Former President Theodore Roosevelt was traveling on a Soo line train from Duluth to Oshkosh campaigning to defeat William Howard Taft, Roosevelt’s handpicked successor. He was bearing the mantel of the Progressive ‘Bull Moose’ Party, which had earlier that summer broken away from the Republicans. Roosevelt arrived with little fanfare on Friday, October 12th, 1912 greeted by 100 to 200 people. The Tribune decried the fact that they had no notice of the visit and opined had more notice been given, that a crowd of 500 or 1000 would have been on hand to greet the former president. Glenwood City’s moment in the spotlight was short lived. “The train stopped but a minute, and before he had spoken a half dozen sentences of the brief speech which he began from the rear platform of his sumptuously furnished private car, the modern caravan of travel resumed it’s journey and Teddy had to cut it short, concluding with the words: “Well, goodbye and good luck to you!”.”
The appearance of the former President seems to have caught citizens of our community by complete surprise as the train rolled out of site the Tribune reported, “that for some reason the crowd was singularly undemonstrative. There was not a cheer, and the most noted man in America passed out of view smiling and bowing cordially from his conspicuous place on the receding train amid comparative silence.” The Tribune did not attribute this to disrespect or hostility but concluded, “the crowd appeared to be simply tongue tied and throat bound probably as a result of being suddenly brought face to face with a man so eminent”.

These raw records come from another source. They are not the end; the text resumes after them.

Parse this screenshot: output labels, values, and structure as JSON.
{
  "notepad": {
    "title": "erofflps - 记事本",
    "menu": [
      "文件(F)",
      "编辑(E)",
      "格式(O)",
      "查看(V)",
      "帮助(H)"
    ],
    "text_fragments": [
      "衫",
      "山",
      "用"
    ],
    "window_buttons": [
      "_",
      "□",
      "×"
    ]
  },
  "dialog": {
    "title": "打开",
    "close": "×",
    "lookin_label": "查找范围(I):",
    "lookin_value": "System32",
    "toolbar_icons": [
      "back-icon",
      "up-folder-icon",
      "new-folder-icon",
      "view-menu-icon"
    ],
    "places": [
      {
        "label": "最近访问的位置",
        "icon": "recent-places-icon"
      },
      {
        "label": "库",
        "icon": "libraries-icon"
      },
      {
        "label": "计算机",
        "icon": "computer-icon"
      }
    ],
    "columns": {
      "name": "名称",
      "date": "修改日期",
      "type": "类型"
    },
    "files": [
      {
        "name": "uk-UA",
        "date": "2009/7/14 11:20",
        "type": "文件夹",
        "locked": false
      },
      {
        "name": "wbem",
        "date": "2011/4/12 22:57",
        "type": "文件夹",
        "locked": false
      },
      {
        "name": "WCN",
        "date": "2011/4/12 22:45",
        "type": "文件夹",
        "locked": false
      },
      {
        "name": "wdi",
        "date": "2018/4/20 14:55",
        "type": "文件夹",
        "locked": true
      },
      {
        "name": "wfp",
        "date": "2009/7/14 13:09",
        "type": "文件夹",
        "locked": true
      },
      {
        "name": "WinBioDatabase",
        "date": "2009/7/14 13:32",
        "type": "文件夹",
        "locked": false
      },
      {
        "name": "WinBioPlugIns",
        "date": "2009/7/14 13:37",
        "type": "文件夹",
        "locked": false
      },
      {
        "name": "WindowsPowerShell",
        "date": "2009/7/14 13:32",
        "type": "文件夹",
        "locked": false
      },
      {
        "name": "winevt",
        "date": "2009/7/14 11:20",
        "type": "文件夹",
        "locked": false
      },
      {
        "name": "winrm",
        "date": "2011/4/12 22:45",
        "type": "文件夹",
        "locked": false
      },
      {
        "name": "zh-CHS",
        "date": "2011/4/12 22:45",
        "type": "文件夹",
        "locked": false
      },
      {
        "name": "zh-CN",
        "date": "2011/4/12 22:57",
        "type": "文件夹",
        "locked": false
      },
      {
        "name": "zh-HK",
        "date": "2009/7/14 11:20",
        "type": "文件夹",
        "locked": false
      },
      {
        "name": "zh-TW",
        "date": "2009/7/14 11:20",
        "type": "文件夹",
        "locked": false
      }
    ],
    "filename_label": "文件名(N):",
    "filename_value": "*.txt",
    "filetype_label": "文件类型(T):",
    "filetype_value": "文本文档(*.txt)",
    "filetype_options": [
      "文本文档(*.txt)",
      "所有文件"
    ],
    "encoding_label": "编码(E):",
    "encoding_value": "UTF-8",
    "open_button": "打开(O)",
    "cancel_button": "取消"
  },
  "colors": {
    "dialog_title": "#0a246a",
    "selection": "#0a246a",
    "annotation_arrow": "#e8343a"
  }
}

Less than an hour after leaving Glenwood City, the ex-President arrived in Colfax, where according to the Colfax Messenger, he was greeted by a crowd of people and school children who shouted and waved flags on his arrival. Colfax basked in the pride of “being the only town in Dunn County favored with a call by the Bull Moose Candidate” and having provided the ex-President “with a crowd of interested spectators that would have done credit to many of the large cities.”

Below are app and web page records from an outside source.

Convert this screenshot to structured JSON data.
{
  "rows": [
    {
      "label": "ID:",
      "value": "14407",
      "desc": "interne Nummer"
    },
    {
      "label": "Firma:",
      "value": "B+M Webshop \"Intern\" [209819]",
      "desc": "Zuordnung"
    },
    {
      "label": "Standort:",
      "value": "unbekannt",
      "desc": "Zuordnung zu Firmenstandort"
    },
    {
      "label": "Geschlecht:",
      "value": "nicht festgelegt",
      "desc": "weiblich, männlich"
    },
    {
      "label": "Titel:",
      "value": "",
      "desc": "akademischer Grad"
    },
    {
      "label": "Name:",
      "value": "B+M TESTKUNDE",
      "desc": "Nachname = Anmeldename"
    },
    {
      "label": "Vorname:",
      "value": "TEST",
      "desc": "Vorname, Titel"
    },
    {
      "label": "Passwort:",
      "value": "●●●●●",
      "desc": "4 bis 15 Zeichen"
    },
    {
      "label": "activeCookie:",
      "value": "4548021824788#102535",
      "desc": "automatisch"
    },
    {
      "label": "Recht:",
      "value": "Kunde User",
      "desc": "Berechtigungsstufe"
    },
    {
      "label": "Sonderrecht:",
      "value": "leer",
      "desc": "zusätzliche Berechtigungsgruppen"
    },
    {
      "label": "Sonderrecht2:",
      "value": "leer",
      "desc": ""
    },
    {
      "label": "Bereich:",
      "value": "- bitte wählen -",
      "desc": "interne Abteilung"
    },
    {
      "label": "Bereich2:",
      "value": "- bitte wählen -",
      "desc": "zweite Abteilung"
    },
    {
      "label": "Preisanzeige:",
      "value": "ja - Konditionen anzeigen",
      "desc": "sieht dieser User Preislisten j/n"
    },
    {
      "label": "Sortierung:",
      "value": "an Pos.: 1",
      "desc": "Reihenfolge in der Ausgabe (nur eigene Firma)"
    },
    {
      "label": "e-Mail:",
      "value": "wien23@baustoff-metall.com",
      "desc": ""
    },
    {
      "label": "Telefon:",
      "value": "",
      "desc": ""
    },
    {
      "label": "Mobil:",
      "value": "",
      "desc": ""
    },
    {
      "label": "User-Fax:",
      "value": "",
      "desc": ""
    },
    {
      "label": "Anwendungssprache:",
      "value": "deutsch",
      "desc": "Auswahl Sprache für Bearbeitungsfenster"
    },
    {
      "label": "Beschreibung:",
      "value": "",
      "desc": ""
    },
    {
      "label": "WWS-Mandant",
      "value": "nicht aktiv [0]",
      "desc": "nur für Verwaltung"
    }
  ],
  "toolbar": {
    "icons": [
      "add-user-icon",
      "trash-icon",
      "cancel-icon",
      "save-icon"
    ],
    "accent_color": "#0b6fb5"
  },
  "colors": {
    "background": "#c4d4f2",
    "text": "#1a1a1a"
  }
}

Roosevelt had thrown the presidential campaign into a tizzy and he ran against the incumbent President Taft for the 1912 Republican presidential nomination. Earlier that spring, Roosevelt had beaten Taft in nine Republican presidential primaries including the one in Minnesota. He went on to the National Convention in Chicago. The convention deadlocked and being convinced he could not win the nomination he and his allies formed the Bull Moose Party.
On October 14, just a few days after his Glenwood City and Colfax stop. Roosevelt was shot while leaving his Milwaukee Hotel to give a speech at the nearby Auditorium.

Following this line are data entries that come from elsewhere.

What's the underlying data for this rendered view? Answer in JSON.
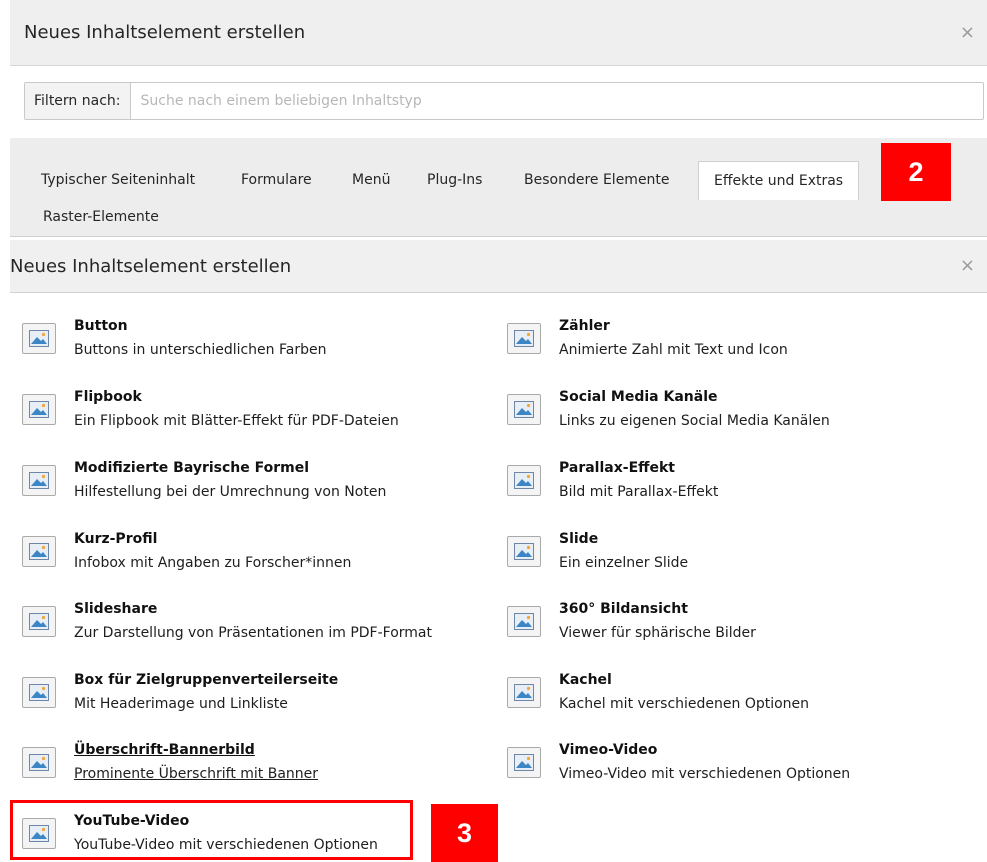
{
  "top_modal": {
    "title": "Neues Inhaltselement erstellen",
    "close": "×",
    "filter_label": "Filtern nach:",
    "filter_placeholder": "Suche nach einem beliebigen Inhaltstyp",
    "filter_value": "",
    "tabs": [
      {
        "label": "Typischer Seiteninhalt",
        "active": false
      },
      {
        "label": "Formulare",
        "active": false
      },
      {
        "label": "Menü",
        "active": false
      },
      {
        "label": "Plug-Ins",
        "active": false
      },
      {
        "label": "Besondere Elemente",
        "active": false
      },
      {
        "label": "Effekte und Extras",
        "active": true
      },
      {
        "label": "Raster-Elemente",
        "active": false
      }
    ]
  },
  "annotations": {
    "badge_2": "2",
    "badge_3": "3",
    "color": "#ff0000"
  },
  "bottom_modal": {
    "title": "Neues Inhaltselement erstellen",
    "close": "×",
    "left_column": [
      {
        "title": "Button",
        "description": "Buttons in unterschiedlichen Farben"
      },
      {
        "title": "Flipbook",
        "description": "Ein Flipbook mit Blätter-Effekt für PDF-Dateien"
      },
      {
        "title": "Modifizierte Bayrische Formel",
        "description": "Hilfestellung bei der Umrechnung von Noten"
      },
      {
        "title": "Kurz-Profil",
        "description": "Infobox mit Angaben zu Forscher*innen"
      },
      {
        "title": "Slideshare",
        "description": "Zur Darstellung von Präsentationen im PDF-Format"
      },
      {
        "title": "Box für Zielgruppenverteilerseite",
        "description": "Mit Headerimage und Linkliste"
      },
      {
        "title": "Überschrift-Bannerbild",
        "description": "Prominente Überschrift mit Banner"
      },
      {
        "title": "YouTube-Video",
        "description": "YouTube-Video mit verschiedenen Optionen"
      }
    ],
    "right_column": [
      {
        "title": "Zähler",
        "description": "Animierte Zahl mit Text und Icon"
      },
      {
        "title": "Social Media Kanäle",
        "description": "Links zu eigenen Social Media Kanälen"
      },
      {
        "title": "Parallax-Effekt",
        "description": "Bild mit Parallax-Effekt"
      },
      {
        "title": "Slide",
        "description": "Ein einzelner Slide"
      },
      {
        "title": "360° Bildansicht",
        "description": "Viewer für sphärische Bilder"
      },
      {
        "title": "Kachel",
        "description": "Kachel mit verschiedenen Optionen"
      },
      {
        "title": "Vimeo-Video",
        "description": "Vimeo-Video mit verschiedenen Optionen"
      }
    ],
    "icon": "content-element-image-icon"
  }
}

It was reported that the thick 50 page manuscript of his speech and eyeglass case in his suit jacket retarded the force of the bullet and saved his life. Three physicians examined Roosevelt’s wound finding his shirt bloody but finding it not to be life threatening. The assailant, John Schrank, of New York City told police that the ghost of William McKinley had told him to avenge McKinley’s death by killing Roosevelt. Against doctor’s orders, Roosevelt continued, “I will deliver this speech or die.” Deliver he did, holding forth for 90 minutes with blood seeping from his shirt, he began “Ladies and gentlemen, I don’t know if you fully understand, but it takes more than that to kill a Bull Moose.”
Surgeons did not remove the bullet lodged in his chest and Roosevelt left the campaign trail to recuperate. He was dogged by complications from the shooting the rest of his life. Roosevelt proved the spoiler in the November election winning nine states and 27% of the popular vote, outpolling Taft but losing out to Woodrow Wilson the Democrat.
(The Glenwood City train Depot was located west of First Street and south of the present Brandt Construction building.)